◆ EXERCISE DIRECTIONS ◆
Using the material below, write out every entry exactly.
◆ ◆ ◆ ◆
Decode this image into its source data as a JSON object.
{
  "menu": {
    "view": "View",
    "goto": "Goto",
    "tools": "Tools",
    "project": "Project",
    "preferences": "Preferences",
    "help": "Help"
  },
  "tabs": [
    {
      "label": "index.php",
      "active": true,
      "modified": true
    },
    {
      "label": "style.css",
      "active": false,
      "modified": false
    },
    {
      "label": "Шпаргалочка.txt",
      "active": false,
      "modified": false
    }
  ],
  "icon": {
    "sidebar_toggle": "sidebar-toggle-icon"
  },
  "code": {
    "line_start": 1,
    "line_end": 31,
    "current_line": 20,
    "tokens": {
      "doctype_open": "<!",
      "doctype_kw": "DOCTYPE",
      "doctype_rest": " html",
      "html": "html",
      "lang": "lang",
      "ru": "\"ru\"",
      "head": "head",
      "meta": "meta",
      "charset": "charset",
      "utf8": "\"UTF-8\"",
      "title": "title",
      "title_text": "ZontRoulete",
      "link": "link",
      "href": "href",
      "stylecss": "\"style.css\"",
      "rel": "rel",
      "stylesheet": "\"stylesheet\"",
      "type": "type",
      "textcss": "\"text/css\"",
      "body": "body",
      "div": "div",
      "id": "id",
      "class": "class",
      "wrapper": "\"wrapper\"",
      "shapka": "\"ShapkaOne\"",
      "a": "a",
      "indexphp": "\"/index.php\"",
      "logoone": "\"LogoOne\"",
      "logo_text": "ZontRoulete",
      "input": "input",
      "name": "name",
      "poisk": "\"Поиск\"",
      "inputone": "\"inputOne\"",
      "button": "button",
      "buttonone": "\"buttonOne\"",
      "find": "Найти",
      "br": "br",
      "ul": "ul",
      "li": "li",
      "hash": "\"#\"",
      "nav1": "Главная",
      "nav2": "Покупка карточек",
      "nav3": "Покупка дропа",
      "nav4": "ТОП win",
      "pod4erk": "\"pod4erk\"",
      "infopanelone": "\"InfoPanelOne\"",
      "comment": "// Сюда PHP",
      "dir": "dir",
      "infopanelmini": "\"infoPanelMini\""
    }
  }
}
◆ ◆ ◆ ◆
◆ SOLVED PROBLEM ◆
Decode this image into its source data as a JSON object.
{
  "menu": {
    "view": "View",
    "goto": "Goto",
    "tools": "Tools",
    "project": "Project",
    "preferences": "Preferences",
    "help": "Help"
  },
  "tabs": [
    {
      "label": "index.php",
      "active": true,
      "modified": true
    },
    {
      "label": "style.css",
      "active": false,
      "modified": false
    },
    {
      "label": "Шпаргалочка.txt",
      "active": false,
      "modified": false
    }
  ],
  "icon": {
    "sidebar_toggle": "sidebar-toggle-icon"
  },
  "code": {
    "line_start": 1,
    "line_end": 31,
    "current_line": 20,
    "tokens": {
      "doctype_open": "<!",
      "doctype_kw": "DOCTYPE",
      "doctype_rest": " html",
      "html": "html",
      "lang": "lang",
      "ru": "\"ru\"",
      "head": "head",
      "meta": "meta",
      "charset": "charset",
      "utf8": "\"UTF-8\"",
      "title": "title",
      "title_text": "ZontRoulete",
      "link": "link",
      "href": "href",
      "stylecss": "\"style.css\"",
      "rel": "rel",
      "stylesheet": "\"stylesheet\"",
      "type": "type",
      "textcss": "\"text/css\"",
      "body": "body",
      "div": "div",
      "id": "id",
      "class": "class",
      "wrapper": "\"wrapper\"",
      "shapka": "\"ShapkaOne\"",
      "a": "a",
      "indexphp": "\"/index.php\"",
      "logoone": "\"LogoOne\"",
      "logo_text": "ZontRoulete",
      "input": "input",
      "name": "name",
      "poisk": "\"Поиск\"",
      "inputone": "\"inputOne\"",
      "button": "button",
      "buttonone": "\"buttonOne\"",
      "find": "Найти",
      "br": "br",
      "ul": "ul",
      "li": "li",
      "hash": "\"#\"",
      "nav1": "Главная",
      "nav2": "Покупка карточек",
      "nav3": "Покупка дропа",
      "nav4": "ТОП win",
      "pod4erk": "\"pod4erk\"",
      "infopanelone": "\"InfoPanelOne\"",
      "comment": "// Сюда PHP",
      "dir": "dir",
      "infopanelmini": "\"infoPanelMini\""
    }
  }
}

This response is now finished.